- _Directions for this task_:
Would you write out the entries below, every one of them, exactly?

- _Input data_:
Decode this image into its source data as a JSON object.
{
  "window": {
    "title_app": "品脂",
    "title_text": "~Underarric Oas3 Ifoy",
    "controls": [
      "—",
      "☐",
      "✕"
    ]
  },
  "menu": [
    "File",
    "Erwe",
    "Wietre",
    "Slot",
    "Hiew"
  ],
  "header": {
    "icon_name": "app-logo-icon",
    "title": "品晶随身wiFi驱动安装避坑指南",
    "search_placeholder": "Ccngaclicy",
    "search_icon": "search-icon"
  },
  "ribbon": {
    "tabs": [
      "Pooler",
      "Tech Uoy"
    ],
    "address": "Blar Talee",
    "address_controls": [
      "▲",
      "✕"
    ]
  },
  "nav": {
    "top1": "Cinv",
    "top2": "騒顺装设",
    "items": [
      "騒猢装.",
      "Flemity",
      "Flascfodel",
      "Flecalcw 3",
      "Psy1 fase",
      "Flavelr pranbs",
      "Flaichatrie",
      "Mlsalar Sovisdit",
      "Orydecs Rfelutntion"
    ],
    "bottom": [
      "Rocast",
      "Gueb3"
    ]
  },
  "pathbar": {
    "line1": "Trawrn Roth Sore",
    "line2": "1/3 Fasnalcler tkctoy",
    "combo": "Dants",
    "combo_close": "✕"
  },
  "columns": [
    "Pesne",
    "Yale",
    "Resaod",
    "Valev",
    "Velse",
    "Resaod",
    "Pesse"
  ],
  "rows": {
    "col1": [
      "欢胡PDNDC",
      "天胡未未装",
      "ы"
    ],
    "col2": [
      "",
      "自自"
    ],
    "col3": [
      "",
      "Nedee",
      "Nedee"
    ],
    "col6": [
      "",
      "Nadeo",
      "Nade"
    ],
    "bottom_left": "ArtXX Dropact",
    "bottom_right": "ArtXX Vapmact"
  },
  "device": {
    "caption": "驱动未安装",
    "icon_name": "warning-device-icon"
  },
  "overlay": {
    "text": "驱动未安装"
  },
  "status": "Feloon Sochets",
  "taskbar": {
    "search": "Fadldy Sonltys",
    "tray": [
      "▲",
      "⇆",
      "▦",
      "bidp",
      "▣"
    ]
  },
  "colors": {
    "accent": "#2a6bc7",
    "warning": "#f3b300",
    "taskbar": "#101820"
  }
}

- _Answer space_:
Decode this image into its source data as a JSON object.
{
  "window": {
    "title_app": "品脂",
    "title_text": "~Underarric Oas3 Ifoy",
    "controls": [
      "—",
      "☐",
      "✕"
    ]
  },
  "menu": [
    "File",
    "Erwe",
    "Wietre",
    "Slot",
    "Hiew"
  ],
  "header": {
    "icon_name": "app-logo-icon",
    "title": "品晶随身wiFi驱动安装避坑指南",
    "search_placeholder": "Ccngaclicy",
    "search_icon": "search-icon"
  },
  "ribbon": {
    "tabs": [
      "Pooler",
      "Tech Uoy"
    ],
    "address": "Blar Talee",
    "address_controls": [
      "▲",
      "✕"
    ]
  },
  "nav": {
    "top1": "Cinv",
    "top2": "騒顺装设",
    "items": [
      "騒猢装.",
      "Flemity",
      "Flascfodel",
      "Flecalcw 3",
      "Psy1 fase",
      "Flavelr pranbs",
      "Flaichatrie",
      "Mlsalar Sovisdit",
      "Orydecs Rfelutntion"
    ],
    "bottom": [
      "Rocast",
      "Gueb3"
    ]
  },
  "pathbar": {
    "line1": "Trawrn Roth Sore",
    "line2": "1/3 Fasnalcler tkctoy",
    "combo": "Dants",
    "combo_close": "✕"
  },
  "columns": [
    "Pesne",
    "Yale",
    "Resaod",
    "Valev",
    "Velse",
    "Resaod",
    "Pesse"
  ],
  "rows": {
    "col1": [
      "欢胡PDNDC",
      "天胡未未装",
      "ы"
    ],
    "col2": [
      "",
      "自自"
    ],
    "col3": [
      "",
      "Nedee",
      "Nedee"
    ],
    "col6": [
      "",
      "Nadeo",
      "Nade"
    ],
    "bottom_left": "ArtXX Dropact",
    "bottom_right": "ArtXX Vapmact"
  },
  "device": {
    "caption": "驱动未安装",
    "icon_name": "warning-device-icon"
  },
  "overlay": {
    "text": "驱动未安装"
  },
  "status": "Feloon Sochets",
  "taskbar": {
    "search": "Fadldy Sonltys",
    "tray": [
      "▲",
      "⇆",
      "▦",
      "bidp",
      "▣"
    ]
  },
  "colors": {
    "accent": "#2a6bc7",
    "warning": "#f3b300",
    "taskbar": "#101820"
  }
}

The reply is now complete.